EXERCISE DATA →
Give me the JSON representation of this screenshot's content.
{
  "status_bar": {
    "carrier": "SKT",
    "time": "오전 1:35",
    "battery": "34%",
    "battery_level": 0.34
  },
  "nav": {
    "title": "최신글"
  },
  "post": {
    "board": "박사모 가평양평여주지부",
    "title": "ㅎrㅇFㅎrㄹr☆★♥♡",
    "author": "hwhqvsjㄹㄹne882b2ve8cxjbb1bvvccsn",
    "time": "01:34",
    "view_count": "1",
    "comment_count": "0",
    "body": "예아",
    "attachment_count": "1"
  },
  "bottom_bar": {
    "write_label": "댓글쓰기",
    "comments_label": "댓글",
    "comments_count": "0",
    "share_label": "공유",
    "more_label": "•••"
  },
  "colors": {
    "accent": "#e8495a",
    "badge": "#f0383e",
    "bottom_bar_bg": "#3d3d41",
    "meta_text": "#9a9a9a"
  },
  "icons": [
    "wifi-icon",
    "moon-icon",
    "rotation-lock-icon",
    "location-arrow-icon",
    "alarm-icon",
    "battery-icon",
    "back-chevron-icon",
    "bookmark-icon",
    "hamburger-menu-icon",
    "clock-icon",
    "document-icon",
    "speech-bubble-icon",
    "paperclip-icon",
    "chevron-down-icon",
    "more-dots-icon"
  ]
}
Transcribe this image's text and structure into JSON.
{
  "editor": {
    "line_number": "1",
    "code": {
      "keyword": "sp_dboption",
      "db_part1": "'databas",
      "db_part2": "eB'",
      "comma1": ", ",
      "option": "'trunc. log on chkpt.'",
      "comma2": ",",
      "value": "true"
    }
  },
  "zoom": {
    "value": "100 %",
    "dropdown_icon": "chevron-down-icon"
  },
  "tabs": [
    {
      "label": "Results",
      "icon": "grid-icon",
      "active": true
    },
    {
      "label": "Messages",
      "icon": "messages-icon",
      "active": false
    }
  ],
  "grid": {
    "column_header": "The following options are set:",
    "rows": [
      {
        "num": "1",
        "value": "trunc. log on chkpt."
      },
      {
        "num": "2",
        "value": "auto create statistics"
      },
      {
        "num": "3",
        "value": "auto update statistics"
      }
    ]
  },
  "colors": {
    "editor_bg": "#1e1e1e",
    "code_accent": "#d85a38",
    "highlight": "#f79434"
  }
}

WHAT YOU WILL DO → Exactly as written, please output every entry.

ANSWER FOR THE TASK →
Give me the JSON representation of this screenshot's content.
{
  "status_bar": {
    "carrier": "SKT",
    "time": "오전 1:35",
    "battery": "34%",
    "battery_level": 0.34
  },
  "nav": {
    "title": "최신글"
  },
  "post": {
    "board": "박사모 가평양평여주지부",
    "title": "ㅎrㅇFㅎrㄹr☆★♥♡",
    "author": "hwhqvsjㄹㄹne882b2ve8cxjbb1bvvccsn",
    "time": "01:34",
    "view_count": "1",
    "comment_count": "0",
    "body": "예아",
    "attachment_count": "1"
  },
  "bottom_bar": {
    "write_label": "댓글쓰기",
    "comments_label": "댓글",
    "comments_count": "0",
    "share_label": "공유",
    "more_label": "•••"
  },
  "colors": {
    "accent": "#e8495a",
    "badge": "#f0383e",
    "bottom_bar_bg": "#3d3d41",
    "meta_text": "#9a9a9a"
  },
  "icons": [
    "wifi-icon",
    "moon-icon",
    "rotation-lock-icon",
    "location-arrow-icon",
    "alarm-icon",
    "battery-icon",
    "back-chevron-icon",
    "bookmark-icon",
    "hamburger-menu-icon",
    "clock-icon",
    "document-icon",
    "speech-bubble-icon",
    "paperclip-icon",
    "chevron-down-icon",
    "more-dots-icon"
  ]
}
Transcribe this image's text and structure into JSON.
{
  "editor": {
    "line_number": "1",
    "code": {
      "keyword": "sp_dboption",
      "db_part1": "'databas",
      "db_part2": "eB'",
      "comma1": ", ",
      "option": "'trunc. log on chkpt.'",
      "comma2": ",",
      "value": "true"
    }
  },
  "zoom": {
    "value": "100 %",
    "dropdown_icon": "chevron-down-icon"
  },
  "tabs": [
    {
      "label": "Results",
      "icon": "grid-icon",
      "active": true
    },
    {
      "label": "Messages",
      "icon": "messages-icon",
      "active": false
    }
  ],
  "grid": {
    "column_header": "The following options are set:",
    "rows": [
      {
        "num": "1",
        "value": "trunc. log on chkpt."
      },
      {
        "num": "2",
        "value": "auto create statistics"
      },
      {
        "num": "3",
        "value": "auto update statistics"
      }
    ]
  },
  "colors": {
    "editor_bg": "#1e1e1e",
    "code_accent": "#d85a38",
    "highlight": "#f79434"
  }
}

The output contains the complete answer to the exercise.